- Kuniko (KNI) shares dip into the red despite the company progressing important exploration work at its Norway copper and cobalt projects
- The battery metals business kicks off an airborne geophysical survey at the Skuterud, Vangrøfta, and Undal Projects
- This follows some field exploration work in the area during which Kuniko collected 714 soil samples from Skuterand and 488 soil samples from Vangrøfta
- The company says it will integrate the new geochemical and geological data with historical data to outline exploration targets at the projects
- Shares in Kuniko opened green but have since retreated 3.02 per cent into the red to trade at $2.25 each as of 10:44 am AEST
Kuniko (KNI) shares have dipped into the red this morning despite the company progressing important exploration work at its Norway copper and cobalt projects.
The battery metals business told investors this morning that it has kicked off an airborne geophysical survey at the Skuterud, Vangrøfta, and Undal Projects after completing early-stage field exploration work in the area.
The airborne survey began this month, designed to gather magnetic, electromagnetic (EM), and radiometric data from across the projects.
The data from the survey, which Kuniko said it expected to receive in October, be integrated with historical data to help outline exploration targets at the projects.
New geochemical and geological data will also contribute to the exploration targeting, with a comprehensive evaluation of the project areas and a detailed plan of exploration and drilling work slated for 2022.
Recently-appointed CEO Antony Beckmand said it will release the results of its geophysical and geochemical work over September and October this year.
“The launch of the airborne geophysics program is a milestone for Kuniko as we commence delivering on our commitment to apply modern exploration methods to historical battery metals resources at our project sites,” Mr Beckmand said.
“The data and information we can gather from this work, in combination with the historical data set, will be of great benefit in evaluating the potential of some of our key project areas.”
Kuniko completed a soil and rock sampling program at the Skuterud Cobalt Project in August after having collected 714 soil samples.
The company then kicked off a geochemical sampling program at the Vangrøfta Copper Project, focussing on historical mineral occurrences known as Fredrick IV, Flatskarvåsen, and Vangrøfta Skjerp.
Kuniko said during this Vangrøfta fieldwork, it observed visible pyrite-arsenopyrite and minor chalcopyrite mineralisation in waste dumps in some key areas.
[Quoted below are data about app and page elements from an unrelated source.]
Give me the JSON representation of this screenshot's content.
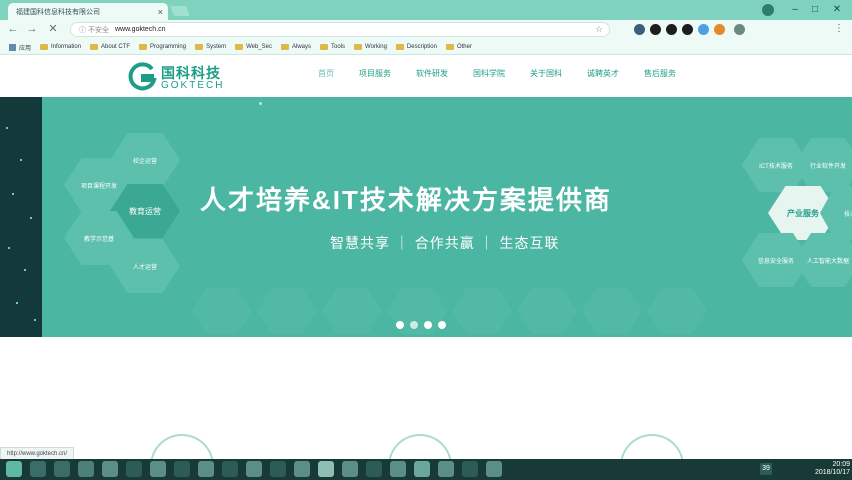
{
  "browser": {
    "tab_title": "福建国科信息科技有限公司",
    "tab_close": "×",
    "nav": {
      "back": "←",
      "forward": "→",
      "reload": "✕"
    },
    "address": {
      "security": "ⓘ 不安全",
      "url": "www.goktech.cn",
      "star": "☆"
    },
    "bookmarks": [
      "应用",
      "Information",
      "About CTF",
      "Programming",
      "System",
      "Web_Sec",
      "Always",
      "Tools",
      "Working",
      "Description",
      "Other"
    ],
    "status_url": "http://www.goktech.cn/",
    "window_controls": {
      "minimize": "–",
      "maximize": "□",
      "close": "✕"
    }
  },
  "site": {
    "logo": {
      "cn": "国科科技",
      "en": "GOKTECH"
    },
    "nav": [
      {
        "label": "首页",
        "active": true
      },
      {
        "label": "项目服务",
        "active": false
      },
      {
        "label": "软件研发",
        "active": false
      },
      {
        "label": "国科学院",
        "active": false
      },
      {
        "label": "关于国科",
        "active": false
      },
      {
        "label": "诚聘英才",
        "active": false
      },
      {
        "label": "售后服务",
        "active": false
      }
    ]
  },
  "banner": {
    "headline": "人才培养&IT技术解决方案提供商",
    "subline": "智慧共享 ｜ 合作共赢 ｜ 生态互联",
    "left_hexes": {
      "center": "教育运营",
      "top": "校企运营",
      "upper_left": "项目课程开发",
      "lower_left": "教学示范基",
      "bottom": "人才运营"
    },
    "right_hexes": {
      "center": "产业服务",
      "top_left": "ICT技术服务",
      "top_right": "行业软件开发",
      "right": "技术",
      "lower_left": "信息安全服务",
      "lower_right": "人工智能大数据"
    },
    "slide_count": 4,
    "active_slide": 2
  },
  "taskbar": {
    "time": "20:09",
    "date": "2018/10/17",
    "badge": "39"
  },
  "colors": {
    "brand": "#1e9d86",
    "banner": "#4bb6a2",
    "banner_dark": "#14393a",
    "tabbar": "#7fd2bd",
    "taskbar": "#173a37"
  }
}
All up, the company collected 488 soil samples from Vangrøfta.
Shares in Kuniko opened green but have since retreated 3.02 per cent into the red to trade at $2.25 each as of 10:44 am AEST. The company has a $123 million market cap.